DESCRIPTION OF THE TASK → Below are the records; copy each line in which "screenshot" occurs.

Items from an interface collection
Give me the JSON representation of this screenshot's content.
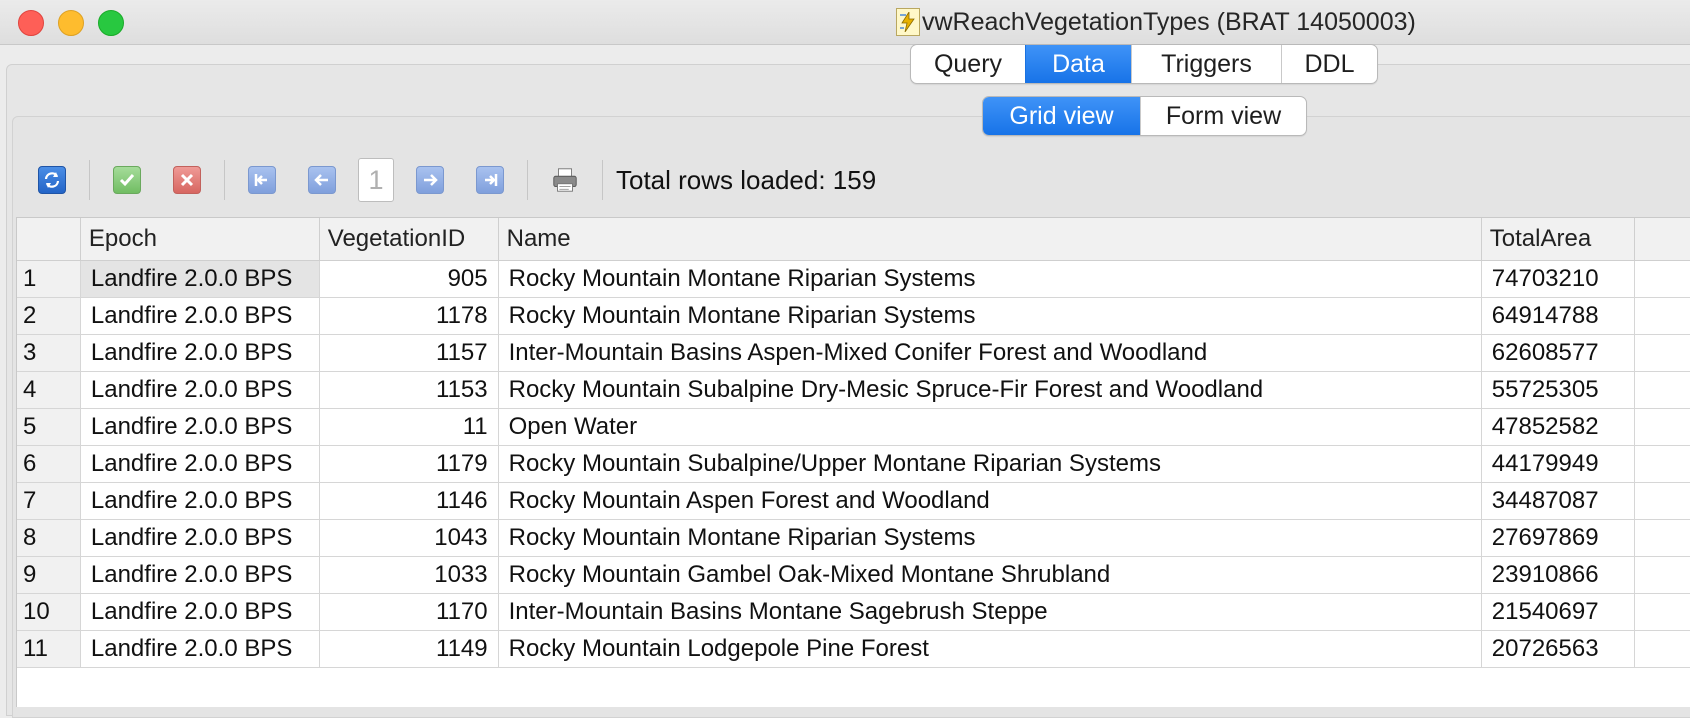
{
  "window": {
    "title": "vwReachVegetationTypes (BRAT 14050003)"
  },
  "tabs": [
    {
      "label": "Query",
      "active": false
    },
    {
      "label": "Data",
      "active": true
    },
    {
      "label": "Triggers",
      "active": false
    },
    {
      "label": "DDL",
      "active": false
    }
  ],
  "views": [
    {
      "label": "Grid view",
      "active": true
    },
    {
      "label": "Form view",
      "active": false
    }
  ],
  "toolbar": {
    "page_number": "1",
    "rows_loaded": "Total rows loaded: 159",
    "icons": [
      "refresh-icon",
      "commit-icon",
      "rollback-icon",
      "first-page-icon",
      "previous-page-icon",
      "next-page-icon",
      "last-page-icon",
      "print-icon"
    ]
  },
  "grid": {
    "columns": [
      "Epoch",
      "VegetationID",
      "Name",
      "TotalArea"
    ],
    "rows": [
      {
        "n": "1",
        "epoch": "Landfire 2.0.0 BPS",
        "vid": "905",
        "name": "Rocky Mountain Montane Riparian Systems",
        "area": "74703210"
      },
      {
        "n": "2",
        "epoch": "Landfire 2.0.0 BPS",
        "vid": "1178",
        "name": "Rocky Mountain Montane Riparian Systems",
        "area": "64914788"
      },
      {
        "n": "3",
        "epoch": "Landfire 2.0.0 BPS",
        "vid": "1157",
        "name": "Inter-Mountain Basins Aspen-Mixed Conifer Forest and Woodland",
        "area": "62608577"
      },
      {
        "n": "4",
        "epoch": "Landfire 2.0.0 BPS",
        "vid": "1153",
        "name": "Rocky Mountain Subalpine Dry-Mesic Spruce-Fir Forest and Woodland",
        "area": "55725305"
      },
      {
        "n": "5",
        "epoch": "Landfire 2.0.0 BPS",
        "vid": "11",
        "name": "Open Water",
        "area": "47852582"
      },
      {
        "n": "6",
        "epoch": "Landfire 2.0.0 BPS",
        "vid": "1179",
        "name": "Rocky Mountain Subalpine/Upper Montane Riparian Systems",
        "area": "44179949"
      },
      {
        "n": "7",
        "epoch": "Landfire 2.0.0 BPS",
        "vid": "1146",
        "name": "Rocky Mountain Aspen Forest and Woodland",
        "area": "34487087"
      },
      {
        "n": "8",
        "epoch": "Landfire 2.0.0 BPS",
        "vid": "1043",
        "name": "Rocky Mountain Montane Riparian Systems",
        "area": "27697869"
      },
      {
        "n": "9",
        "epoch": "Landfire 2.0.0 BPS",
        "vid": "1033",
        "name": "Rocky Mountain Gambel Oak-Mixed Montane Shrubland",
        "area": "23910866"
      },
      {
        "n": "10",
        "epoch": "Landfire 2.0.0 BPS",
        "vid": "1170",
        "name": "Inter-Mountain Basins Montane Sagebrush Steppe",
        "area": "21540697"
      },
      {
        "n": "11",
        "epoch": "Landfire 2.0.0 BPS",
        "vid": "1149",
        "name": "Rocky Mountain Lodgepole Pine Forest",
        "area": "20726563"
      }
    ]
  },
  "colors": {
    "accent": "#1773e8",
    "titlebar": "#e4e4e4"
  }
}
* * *
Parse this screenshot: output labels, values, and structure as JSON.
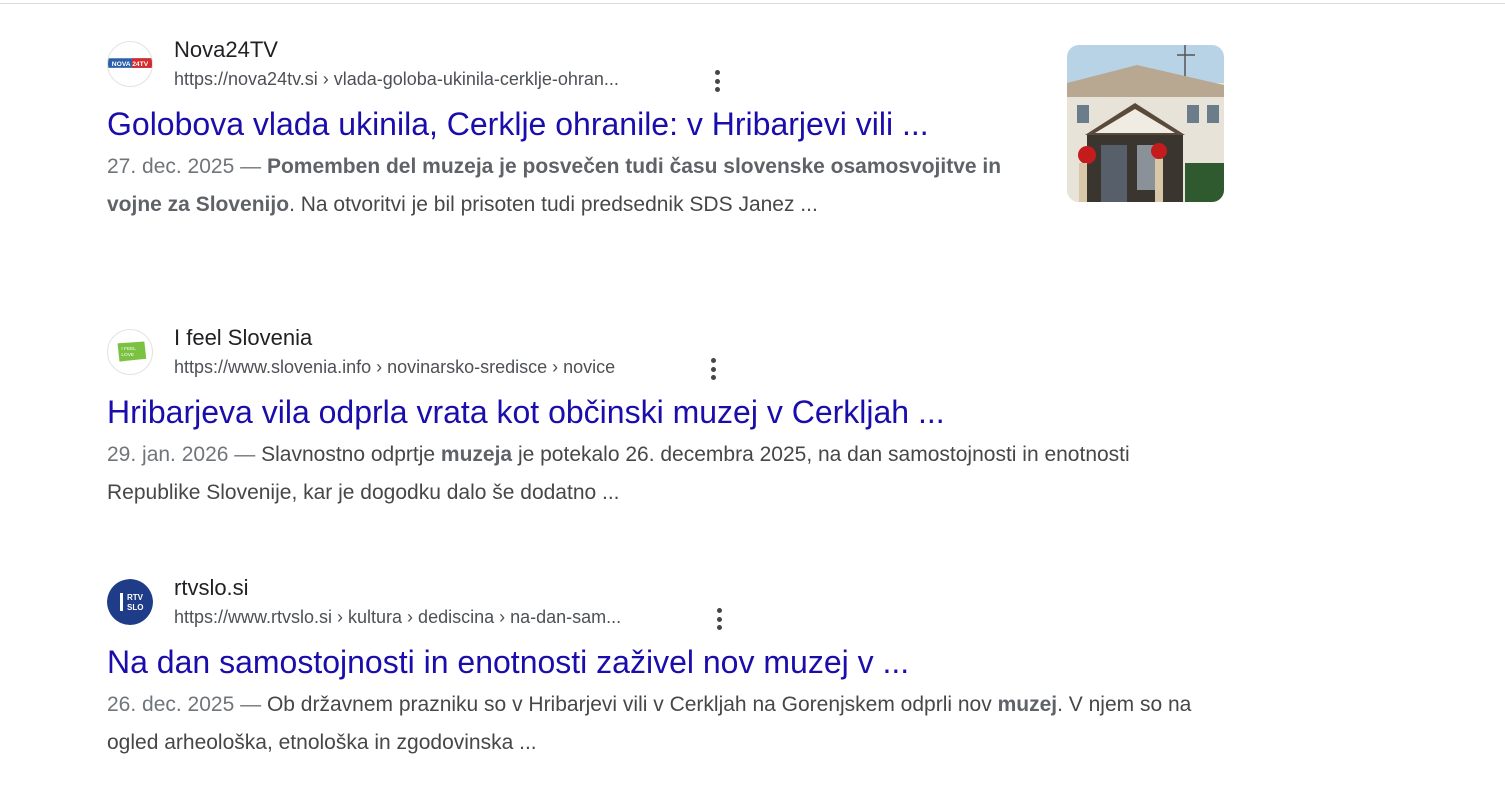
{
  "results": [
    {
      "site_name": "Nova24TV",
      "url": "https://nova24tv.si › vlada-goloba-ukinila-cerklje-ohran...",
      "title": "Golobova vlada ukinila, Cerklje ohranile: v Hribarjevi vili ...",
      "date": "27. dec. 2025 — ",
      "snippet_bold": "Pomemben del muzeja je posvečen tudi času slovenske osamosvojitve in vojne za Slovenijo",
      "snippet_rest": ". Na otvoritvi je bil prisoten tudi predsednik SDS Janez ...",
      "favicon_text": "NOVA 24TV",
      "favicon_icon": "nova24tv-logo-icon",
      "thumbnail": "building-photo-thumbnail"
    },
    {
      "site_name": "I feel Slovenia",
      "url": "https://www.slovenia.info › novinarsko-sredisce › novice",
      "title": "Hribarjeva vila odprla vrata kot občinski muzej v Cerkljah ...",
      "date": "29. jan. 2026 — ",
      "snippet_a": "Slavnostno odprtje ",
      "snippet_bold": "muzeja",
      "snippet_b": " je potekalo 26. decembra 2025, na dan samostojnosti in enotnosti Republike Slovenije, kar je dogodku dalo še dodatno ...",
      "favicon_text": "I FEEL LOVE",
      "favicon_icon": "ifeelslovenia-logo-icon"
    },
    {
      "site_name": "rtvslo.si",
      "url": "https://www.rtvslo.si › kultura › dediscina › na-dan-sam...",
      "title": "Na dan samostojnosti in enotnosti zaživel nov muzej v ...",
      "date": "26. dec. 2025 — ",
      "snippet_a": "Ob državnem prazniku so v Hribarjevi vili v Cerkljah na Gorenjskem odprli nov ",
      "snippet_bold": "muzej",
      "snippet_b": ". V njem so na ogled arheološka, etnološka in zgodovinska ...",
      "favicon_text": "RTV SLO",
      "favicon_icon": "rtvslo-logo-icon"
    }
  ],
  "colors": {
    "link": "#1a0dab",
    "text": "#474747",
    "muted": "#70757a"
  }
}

WRITTEN RESPONSE →
Give me the JSON representation of this screenshot's content.
Parse this screenshot: output labels, values, and structure as JSON.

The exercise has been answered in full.